WORK REQUIRED:
Write the listing out again, exactly as it appears.

LISTED ENTRIES:
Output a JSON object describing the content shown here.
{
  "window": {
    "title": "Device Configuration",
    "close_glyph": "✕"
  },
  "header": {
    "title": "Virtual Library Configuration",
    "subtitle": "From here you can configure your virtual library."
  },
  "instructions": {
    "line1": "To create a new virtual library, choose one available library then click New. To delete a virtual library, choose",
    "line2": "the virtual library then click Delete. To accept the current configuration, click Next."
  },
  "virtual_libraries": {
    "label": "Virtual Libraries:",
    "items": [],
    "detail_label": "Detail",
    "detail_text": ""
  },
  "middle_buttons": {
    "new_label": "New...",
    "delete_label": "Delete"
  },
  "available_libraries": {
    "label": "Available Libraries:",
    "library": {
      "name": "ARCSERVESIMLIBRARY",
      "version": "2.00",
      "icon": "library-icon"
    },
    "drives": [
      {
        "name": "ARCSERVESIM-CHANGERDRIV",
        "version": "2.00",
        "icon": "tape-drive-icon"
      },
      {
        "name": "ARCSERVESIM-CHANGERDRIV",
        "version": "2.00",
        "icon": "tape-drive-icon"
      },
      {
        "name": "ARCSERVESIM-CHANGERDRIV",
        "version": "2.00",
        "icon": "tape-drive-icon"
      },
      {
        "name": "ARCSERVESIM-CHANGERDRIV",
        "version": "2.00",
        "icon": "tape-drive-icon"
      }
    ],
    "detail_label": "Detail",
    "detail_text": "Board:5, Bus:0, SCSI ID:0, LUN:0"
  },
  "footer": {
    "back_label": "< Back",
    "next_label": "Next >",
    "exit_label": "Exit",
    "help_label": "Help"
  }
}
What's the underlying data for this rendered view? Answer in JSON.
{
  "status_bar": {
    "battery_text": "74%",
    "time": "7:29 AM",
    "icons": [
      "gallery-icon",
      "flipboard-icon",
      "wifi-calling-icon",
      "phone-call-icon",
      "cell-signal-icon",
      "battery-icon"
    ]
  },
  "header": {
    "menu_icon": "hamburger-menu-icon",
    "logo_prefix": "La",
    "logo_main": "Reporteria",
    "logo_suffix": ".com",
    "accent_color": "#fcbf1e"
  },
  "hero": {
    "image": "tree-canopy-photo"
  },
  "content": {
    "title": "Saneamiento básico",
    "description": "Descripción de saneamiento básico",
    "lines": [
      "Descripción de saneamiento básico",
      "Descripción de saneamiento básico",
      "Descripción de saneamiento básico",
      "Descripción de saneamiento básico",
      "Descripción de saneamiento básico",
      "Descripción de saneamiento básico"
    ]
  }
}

OUTPUT OF THE EXERCISE:
Output a JSON object describing the content shown here.
{
  "window": {
    "title": "Device Configuration",
    "close_glyph": "✕"
  },
  "header": {
    "title": "Virtual Library Configuration",
    "subtitle": "From here you can configure your virtual library."
  },
  "instructions": {
    "line1": "To create a new virtual library, choose one available library then click New. To delete a virtual library, choose",
    "line2": "the virtual library then click Delete. To accept the current configuration, click Next."
  },
  "virtual_libraries": {
    "label": "Virtual Libraries:",
    "items": [],
    "detail_label": "Detail",
    "detail_text": ""
  },
  "middle_buttons": {
    "new_label": "New...",
    "delete_label": "Delete"
  },
  "available_libraries": {
    "label": "Available Libraries:",
    "library": {
      "name": "ARCSERVESIMLIBRARY",
      "version": "2.00",
      "icon": "library-icon"
    },
    "drives": [
      {
        "name": "ARCSERVESIM-CHANGERDRIV",
        "version": "2.00",
        "icon": "tape-drive-icon"
      },
      {
        "name": "ARCSERVESIM-CHANGERDRIV",
        "version": "2.00",
        "icon": "tape-drive-icon"
      },
      {
        "name": "ARCSERVESIM-CHANGERDRIV",
        "version": "2.00",
        "icon": "tape-drive-icon"
      },
      {
        "name": "ARCSERVESIM-CHANGERDRIV",
        "version": "2.00",
        "icon": "tape-drive-icon"
      }
    ],
    "detail_label": "Detail",
    "detail_text": "Board:5, Bus:0, SCSI ID:0, LUN:0"
  },
  "footer": {
    "back_label": "< Back",
    "next_label": "Next >",
    "exit_label": "Exit",
    "help_label": "Help"
  }
}
What's the underlying data for this rendered view? Answer in JSON.
{
  "status_bar": {
    "battery_text": "74%",
    "time": "7:29 AM",
    "icons": [
      "gallery-icon",
      "flipboard-icon",
      "wifi-calling-icon",
      "phone-call-icon",
      "cell-signal-icon",
      "battery-icon"
    ]
  },
  "header": {
    "menu_icon": "hamburger-menu-icon",
    "logo_prefix": "La",
    "logo_main": "Reporteria",
    "logo_suffix": ".com",
    "accent_color": "#fcbf1e"
  },
  "hero": {
    "image": "tree-canopy-photo"
  },
  "content": {
    "title": "Saneamiento básico",
    "description": "Descripción de saneamiento básico",
    "lines": [
      "Descripción de saneamiento básico",
      "Descripción de saneamiento básico",
      "Descripción de saneamiento básico",
      "Descripción de saneamiento básico",
      "Descripción de saneamiento básico",
      "Descripción de saneamiento básico"
    ]
  }
}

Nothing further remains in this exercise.